Potential for LTE global roaming in doubt

12 November 2012 |


Operators remain divided on the prospects of an LTE global roaming ecosystem after a leading Wifi operator rejected the idea that it could operate successfully.

With the increasing uptake of LTE 4G technologies globally, operators have begun to promote the idea of LTE roaming between continents and include the advantages of LTE roaming in data tariffs.

Steve Livingston, SVP of carrier development at Wifi company iPass, said that despite all the hype surrounding the initiative, “operators constantly give vague answers on how 4G roaming will work”.

He told Capacity: “The challenge for 4G roaming lies in the fact that different countries will run the network over different spectrums. Once a network finds it is operating on different spectrums it will revert back to 3G connectivity, which defeats the purpose in a sense.”

Livingston voiced his concerns for US roamers, particularly if they were, for example, travelling to Europe.

The US operates on several different bands, including 700MHz, 800MHz, 1700MHz and 1950MHz, while many European countries are in the process of auctioning 900MHz, 1800MHz and 2100MHz. Livingston argues, that with consumers largely oblivious to which bands they are accessing, it is highly unlikely they will turn on data roaming.

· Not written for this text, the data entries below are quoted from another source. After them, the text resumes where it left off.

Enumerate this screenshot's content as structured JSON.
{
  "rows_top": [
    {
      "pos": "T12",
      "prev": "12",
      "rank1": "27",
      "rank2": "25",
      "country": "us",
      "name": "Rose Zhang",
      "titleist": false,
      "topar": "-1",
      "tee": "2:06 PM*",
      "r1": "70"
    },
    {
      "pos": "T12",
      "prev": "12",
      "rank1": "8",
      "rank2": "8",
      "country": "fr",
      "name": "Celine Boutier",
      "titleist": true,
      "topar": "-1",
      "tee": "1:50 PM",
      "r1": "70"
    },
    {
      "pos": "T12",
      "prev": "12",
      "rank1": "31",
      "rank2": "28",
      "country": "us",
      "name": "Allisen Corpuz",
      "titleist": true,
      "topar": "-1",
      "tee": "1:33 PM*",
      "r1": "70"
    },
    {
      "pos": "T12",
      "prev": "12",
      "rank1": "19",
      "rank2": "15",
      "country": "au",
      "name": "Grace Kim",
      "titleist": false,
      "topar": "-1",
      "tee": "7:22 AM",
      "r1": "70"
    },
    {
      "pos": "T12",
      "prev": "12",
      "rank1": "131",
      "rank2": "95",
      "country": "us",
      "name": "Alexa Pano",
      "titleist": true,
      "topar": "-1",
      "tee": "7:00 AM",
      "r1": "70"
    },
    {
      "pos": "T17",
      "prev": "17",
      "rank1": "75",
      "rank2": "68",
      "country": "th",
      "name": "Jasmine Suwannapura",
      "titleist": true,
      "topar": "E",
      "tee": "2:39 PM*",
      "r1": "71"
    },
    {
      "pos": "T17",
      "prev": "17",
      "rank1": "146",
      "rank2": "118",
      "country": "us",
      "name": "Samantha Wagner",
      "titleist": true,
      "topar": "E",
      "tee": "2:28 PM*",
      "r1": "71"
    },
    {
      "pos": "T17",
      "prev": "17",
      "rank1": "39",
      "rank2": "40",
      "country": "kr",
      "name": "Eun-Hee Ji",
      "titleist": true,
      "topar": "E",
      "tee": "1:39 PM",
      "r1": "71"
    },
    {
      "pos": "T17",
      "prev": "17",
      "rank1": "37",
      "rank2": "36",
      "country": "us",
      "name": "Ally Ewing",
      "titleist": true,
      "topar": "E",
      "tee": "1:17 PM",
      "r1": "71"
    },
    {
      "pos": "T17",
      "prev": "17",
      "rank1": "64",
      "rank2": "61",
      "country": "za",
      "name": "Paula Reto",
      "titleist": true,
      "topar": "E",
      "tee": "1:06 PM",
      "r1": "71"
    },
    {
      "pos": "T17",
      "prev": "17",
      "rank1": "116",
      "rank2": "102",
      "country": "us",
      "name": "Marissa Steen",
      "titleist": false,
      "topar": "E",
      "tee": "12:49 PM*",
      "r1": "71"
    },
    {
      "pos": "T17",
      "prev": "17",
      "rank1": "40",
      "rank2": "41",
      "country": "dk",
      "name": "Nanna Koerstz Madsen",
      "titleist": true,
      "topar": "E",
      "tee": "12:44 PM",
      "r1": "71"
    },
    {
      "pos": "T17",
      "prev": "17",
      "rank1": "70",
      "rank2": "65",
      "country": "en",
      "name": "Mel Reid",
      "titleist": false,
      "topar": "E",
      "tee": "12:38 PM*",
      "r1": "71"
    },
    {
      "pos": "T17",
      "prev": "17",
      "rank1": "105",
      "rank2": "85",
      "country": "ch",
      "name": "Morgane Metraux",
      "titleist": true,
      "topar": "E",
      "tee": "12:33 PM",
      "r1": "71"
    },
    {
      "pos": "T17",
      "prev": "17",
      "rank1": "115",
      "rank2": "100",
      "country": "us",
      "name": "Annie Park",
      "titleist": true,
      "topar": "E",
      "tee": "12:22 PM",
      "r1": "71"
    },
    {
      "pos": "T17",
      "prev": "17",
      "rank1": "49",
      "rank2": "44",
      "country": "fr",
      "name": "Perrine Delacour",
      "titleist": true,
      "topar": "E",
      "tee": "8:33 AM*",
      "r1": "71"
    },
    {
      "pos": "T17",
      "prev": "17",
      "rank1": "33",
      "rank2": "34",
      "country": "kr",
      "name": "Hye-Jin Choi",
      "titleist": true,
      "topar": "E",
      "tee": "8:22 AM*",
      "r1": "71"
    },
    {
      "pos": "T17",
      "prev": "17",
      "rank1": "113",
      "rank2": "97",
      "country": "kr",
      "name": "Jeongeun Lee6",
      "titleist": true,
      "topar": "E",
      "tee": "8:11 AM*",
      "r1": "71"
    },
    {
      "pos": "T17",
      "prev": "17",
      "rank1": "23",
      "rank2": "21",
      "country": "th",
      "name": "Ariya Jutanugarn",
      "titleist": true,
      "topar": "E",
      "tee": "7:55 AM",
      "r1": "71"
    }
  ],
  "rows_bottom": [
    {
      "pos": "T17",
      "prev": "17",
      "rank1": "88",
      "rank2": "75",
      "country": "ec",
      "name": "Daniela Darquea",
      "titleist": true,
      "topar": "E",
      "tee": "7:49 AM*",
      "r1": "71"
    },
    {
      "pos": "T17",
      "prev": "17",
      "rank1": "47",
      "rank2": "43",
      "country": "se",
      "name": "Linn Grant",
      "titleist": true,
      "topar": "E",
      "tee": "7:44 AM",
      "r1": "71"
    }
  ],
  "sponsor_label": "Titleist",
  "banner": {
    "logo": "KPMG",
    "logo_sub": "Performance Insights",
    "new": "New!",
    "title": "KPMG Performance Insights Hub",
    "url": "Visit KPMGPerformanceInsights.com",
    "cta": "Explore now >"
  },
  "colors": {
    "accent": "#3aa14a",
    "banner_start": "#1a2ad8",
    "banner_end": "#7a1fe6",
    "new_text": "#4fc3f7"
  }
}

Despite Livingston’s concerns, Tim Sherwood, Tata’s VP of mobile segment strategy and development, believes that the situation has the potential to be resolved through the increasing capacity of smartphones. “We believe this will be worked out over time and we see it as a domestic market opportunity to create more capacity for smartphone users that are accessing applications that are IP-based,” he said.

With European adoption occurring a lot slower than the US and Asia, Sherwood did concede that it will take up to three years for these issues to be addressed, which may make operators think twice before marketing 4G LTE roaming.

“Solving the challenges around spectrum and interoperability for different frequencies needs to occur at handset level, and this can take a substantial amount of time.” Ken Stewart, CTO at TE Connectivity added: “With similar devices operating in the major markets, it lies with handsets to accommodate different spectrum capability in different bands.